## WHAT THE TASK REQUIRES
When a line below contains the string "Quantity", show that line.

## INPUT RECORDS
++++
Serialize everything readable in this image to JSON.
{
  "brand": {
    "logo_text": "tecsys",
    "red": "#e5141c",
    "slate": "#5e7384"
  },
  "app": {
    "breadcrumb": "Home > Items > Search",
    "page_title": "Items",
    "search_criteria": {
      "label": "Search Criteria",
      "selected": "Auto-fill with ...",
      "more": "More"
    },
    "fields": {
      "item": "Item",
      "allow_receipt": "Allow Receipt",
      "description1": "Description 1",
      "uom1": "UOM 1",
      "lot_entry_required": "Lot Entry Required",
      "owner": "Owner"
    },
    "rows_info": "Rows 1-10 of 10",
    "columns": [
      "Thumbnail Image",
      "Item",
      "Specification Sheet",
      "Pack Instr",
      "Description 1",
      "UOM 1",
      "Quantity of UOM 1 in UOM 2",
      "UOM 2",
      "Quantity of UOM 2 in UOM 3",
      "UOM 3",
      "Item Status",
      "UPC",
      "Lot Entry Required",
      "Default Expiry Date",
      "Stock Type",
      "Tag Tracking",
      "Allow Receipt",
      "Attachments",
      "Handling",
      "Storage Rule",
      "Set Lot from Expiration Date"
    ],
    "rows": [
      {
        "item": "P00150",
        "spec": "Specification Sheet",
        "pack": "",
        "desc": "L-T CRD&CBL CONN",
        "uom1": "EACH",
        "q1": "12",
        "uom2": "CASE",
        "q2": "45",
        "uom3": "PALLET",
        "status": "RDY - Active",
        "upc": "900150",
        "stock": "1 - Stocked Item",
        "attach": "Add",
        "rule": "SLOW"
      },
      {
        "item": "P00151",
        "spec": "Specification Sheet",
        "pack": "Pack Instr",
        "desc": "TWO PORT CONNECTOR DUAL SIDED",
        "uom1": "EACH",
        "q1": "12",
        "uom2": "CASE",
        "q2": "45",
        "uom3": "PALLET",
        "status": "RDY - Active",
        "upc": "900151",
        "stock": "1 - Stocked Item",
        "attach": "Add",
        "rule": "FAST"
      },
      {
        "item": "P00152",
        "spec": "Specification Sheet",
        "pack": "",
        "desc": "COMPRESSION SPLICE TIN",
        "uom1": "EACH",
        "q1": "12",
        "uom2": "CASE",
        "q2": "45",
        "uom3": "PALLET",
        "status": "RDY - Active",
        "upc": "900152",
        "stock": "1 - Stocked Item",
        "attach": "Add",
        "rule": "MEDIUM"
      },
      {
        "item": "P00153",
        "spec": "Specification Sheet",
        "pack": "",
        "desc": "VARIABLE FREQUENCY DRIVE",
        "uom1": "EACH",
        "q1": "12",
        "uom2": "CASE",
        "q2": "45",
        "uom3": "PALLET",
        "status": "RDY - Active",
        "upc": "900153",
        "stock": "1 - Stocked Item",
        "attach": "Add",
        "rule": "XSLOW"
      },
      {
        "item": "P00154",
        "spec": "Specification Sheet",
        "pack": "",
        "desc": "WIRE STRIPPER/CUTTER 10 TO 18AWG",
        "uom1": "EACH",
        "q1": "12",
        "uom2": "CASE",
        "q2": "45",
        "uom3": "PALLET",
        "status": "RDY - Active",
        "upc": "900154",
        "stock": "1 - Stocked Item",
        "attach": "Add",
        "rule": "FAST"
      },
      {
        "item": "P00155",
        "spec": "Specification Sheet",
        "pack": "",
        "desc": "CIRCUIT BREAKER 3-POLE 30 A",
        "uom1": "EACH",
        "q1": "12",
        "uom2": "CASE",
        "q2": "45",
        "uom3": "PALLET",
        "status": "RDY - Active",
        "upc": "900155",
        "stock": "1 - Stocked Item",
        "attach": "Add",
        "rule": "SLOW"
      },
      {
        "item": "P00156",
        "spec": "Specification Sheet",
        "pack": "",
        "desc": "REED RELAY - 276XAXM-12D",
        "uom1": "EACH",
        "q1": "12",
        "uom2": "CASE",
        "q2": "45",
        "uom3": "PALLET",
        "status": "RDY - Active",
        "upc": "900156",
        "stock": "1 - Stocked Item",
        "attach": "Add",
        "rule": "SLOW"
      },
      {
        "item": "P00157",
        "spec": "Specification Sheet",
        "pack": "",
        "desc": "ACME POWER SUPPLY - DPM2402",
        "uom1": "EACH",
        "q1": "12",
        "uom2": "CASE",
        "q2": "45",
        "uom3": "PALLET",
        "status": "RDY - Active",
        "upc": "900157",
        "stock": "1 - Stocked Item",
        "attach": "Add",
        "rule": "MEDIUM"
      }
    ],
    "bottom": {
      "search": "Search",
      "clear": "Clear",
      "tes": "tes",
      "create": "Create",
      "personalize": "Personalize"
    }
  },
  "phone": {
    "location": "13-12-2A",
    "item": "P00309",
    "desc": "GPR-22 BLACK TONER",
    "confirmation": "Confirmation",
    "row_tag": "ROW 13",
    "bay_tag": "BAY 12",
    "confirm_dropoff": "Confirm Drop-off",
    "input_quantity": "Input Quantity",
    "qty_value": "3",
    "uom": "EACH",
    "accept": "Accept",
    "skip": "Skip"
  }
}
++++
## SOLVED PROBLEM
      "Quantity of UOM 1 in UOM 2",
      "Quantity of UOM 2 in UOM 3",
    "input_quantity": "Input Quantity",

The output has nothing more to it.